■ Task to complete
The response must contain every line from the records below that has "kind".

■ Provided information
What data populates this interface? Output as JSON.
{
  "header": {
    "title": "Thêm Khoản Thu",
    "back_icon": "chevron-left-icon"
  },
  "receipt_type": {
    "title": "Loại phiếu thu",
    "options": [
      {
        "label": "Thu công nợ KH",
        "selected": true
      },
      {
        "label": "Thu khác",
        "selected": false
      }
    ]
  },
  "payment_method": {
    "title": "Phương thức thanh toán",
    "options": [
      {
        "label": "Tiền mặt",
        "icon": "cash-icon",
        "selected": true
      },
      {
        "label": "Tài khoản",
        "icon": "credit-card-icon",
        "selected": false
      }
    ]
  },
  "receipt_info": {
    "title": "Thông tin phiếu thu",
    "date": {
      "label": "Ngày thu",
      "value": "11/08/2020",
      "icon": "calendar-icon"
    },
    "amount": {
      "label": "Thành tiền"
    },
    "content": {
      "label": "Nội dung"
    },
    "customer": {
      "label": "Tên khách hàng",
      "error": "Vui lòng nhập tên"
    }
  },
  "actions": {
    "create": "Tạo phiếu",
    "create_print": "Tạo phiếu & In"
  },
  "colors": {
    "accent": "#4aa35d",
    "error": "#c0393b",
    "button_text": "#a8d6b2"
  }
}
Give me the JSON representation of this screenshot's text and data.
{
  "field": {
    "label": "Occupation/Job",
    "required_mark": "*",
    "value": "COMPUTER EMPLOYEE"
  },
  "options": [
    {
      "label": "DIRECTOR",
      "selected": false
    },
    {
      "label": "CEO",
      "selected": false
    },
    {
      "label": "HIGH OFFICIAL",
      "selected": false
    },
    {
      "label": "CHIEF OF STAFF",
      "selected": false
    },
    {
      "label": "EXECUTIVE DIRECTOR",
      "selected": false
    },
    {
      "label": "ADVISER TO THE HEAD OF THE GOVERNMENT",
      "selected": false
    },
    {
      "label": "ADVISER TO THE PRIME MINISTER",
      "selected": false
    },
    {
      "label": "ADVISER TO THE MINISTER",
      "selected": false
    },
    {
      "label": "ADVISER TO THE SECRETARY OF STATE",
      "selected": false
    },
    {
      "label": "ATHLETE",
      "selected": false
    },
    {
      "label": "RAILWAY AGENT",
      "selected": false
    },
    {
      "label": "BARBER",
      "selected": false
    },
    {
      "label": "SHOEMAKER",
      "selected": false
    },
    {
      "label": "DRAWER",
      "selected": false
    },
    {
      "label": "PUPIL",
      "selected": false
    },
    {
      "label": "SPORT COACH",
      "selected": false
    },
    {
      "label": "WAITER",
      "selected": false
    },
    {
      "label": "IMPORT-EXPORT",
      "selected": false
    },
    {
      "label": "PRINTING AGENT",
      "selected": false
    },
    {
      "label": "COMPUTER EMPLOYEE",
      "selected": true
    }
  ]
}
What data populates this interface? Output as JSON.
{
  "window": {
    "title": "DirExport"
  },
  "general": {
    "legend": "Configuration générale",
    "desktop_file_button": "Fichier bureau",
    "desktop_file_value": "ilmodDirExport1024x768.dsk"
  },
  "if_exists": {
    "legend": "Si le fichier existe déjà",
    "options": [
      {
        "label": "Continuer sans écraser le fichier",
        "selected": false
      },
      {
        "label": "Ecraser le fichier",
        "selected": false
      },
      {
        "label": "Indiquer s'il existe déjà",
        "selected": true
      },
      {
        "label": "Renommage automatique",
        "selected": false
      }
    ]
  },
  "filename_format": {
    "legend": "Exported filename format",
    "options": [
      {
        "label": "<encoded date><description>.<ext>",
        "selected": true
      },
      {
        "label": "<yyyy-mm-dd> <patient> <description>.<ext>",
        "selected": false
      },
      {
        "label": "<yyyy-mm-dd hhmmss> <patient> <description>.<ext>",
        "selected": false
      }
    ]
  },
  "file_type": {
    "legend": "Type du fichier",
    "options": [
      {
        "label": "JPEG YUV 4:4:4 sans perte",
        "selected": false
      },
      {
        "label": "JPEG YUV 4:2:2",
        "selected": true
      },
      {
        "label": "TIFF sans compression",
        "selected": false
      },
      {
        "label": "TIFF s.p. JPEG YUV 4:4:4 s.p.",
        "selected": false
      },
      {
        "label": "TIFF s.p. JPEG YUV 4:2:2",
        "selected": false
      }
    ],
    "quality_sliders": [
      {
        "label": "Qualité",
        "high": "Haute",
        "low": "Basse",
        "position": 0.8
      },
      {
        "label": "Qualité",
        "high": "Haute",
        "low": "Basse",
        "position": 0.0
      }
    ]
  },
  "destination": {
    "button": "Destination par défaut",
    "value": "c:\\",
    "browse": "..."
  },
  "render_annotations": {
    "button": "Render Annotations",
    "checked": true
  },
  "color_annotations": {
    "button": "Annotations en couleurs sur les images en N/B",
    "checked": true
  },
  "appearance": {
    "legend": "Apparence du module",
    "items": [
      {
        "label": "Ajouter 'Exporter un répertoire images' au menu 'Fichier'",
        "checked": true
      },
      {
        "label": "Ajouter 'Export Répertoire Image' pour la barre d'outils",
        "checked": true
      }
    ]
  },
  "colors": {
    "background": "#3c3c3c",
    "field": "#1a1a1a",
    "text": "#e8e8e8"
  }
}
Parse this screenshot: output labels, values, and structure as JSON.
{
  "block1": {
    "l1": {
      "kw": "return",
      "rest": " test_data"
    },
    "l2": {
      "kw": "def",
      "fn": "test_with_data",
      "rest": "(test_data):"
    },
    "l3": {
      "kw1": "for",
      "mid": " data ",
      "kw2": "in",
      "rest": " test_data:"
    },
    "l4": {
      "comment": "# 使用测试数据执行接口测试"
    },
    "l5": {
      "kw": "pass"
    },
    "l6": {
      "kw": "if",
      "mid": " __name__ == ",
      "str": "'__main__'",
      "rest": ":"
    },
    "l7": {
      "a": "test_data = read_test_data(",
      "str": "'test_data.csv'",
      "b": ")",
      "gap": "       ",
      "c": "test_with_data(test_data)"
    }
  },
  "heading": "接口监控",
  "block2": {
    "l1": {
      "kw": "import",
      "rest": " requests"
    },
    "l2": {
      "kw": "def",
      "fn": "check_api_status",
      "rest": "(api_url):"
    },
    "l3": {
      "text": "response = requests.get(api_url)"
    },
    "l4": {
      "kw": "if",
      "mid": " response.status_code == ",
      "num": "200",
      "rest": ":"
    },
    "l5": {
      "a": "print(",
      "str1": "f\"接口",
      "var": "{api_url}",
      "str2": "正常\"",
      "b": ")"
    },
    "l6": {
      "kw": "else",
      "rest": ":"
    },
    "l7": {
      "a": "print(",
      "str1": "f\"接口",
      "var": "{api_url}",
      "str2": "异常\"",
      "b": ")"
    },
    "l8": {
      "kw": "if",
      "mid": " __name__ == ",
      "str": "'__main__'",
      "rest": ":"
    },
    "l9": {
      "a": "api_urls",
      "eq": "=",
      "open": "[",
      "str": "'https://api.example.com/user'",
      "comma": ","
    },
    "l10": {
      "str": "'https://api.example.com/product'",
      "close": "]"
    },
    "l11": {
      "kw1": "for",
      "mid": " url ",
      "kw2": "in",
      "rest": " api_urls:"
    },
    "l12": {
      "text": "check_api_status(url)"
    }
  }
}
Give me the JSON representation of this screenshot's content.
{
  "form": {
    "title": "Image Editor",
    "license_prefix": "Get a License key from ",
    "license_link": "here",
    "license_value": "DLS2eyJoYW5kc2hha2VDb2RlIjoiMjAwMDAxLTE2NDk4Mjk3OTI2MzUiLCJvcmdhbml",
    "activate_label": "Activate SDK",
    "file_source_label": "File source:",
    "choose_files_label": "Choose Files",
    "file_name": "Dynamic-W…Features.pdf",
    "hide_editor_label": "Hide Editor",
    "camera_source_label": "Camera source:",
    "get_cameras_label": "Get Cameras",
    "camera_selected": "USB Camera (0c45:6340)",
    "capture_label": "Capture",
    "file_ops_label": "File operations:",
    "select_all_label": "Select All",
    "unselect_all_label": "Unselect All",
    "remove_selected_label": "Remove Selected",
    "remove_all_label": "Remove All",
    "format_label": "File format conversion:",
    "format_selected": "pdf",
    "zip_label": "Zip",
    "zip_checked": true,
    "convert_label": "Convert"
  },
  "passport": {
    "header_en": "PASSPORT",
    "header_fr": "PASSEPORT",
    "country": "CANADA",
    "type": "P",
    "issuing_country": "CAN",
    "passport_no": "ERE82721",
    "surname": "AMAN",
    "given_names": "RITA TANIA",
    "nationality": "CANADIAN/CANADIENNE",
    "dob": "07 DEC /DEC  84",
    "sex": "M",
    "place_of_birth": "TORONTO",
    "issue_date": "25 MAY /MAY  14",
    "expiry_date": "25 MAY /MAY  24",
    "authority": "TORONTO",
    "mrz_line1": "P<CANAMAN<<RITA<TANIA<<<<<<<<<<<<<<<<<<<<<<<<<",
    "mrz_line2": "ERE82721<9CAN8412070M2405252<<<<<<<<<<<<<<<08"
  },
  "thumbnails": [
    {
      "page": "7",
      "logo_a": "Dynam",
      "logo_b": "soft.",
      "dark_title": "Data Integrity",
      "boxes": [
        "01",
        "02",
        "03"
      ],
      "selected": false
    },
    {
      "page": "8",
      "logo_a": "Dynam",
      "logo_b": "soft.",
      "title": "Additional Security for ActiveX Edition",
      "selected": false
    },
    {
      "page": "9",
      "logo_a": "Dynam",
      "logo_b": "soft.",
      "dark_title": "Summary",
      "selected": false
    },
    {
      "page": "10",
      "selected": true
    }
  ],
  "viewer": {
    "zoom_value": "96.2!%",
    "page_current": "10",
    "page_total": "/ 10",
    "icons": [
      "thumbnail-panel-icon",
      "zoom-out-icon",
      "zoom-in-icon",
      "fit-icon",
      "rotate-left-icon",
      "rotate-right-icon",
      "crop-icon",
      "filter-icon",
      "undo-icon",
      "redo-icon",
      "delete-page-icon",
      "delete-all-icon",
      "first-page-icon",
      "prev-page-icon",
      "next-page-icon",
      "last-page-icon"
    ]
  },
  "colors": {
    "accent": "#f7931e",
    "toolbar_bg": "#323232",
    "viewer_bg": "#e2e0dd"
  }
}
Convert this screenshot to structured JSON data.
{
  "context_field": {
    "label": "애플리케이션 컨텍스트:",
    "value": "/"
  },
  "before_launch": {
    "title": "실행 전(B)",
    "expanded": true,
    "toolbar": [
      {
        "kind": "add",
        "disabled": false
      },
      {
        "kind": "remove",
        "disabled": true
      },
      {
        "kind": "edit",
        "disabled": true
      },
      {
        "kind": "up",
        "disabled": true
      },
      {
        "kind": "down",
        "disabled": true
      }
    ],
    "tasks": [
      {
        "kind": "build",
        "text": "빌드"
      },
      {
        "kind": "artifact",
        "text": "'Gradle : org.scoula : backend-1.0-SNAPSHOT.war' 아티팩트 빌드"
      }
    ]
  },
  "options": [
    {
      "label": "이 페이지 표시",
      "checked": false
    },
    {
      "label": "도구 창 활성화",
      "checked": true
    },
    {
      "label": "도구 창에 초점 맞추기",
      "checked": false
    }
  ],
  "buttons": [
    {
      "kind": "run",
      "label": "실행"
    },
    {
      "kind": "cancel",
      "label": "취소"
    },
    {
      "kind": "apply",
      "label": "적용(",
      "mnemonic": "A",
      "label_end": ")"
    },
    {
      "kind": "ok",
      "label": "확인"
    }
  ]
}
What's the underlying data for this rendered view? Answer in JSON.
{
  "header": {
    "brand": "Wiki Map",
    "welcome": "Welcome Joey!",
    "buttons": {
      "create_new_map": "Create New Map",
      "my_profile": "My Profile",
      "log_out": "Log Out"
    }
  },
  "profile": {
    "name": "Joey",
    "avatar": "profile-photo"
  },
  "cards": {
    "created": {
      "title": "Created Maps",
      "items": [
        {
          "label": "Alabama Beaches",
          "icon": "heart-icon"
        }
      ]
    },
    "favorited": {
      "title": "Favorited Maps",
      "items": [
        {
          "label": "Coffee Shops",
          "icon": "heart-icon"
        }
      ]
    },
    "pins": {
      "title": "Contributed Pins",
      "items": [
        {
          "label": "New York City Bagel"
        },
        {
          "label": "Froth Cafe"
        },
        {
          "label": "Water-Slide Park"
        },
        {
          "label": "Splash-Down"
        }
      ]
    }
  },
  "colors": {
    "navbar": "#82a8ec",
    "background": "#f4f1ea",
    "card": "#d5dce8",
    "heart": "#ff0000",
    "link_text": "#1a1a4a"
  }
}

■ Result
        "kind": "add",
        "kind": "remove",
        "kind": "edit",
        "kind": "up",
        "kind": "down",
        "kind": "build",
        "kind": "artifact",
      "kind": "run",
      "kind": "cancel",
      "kind": "apply",
      "kind": "ok",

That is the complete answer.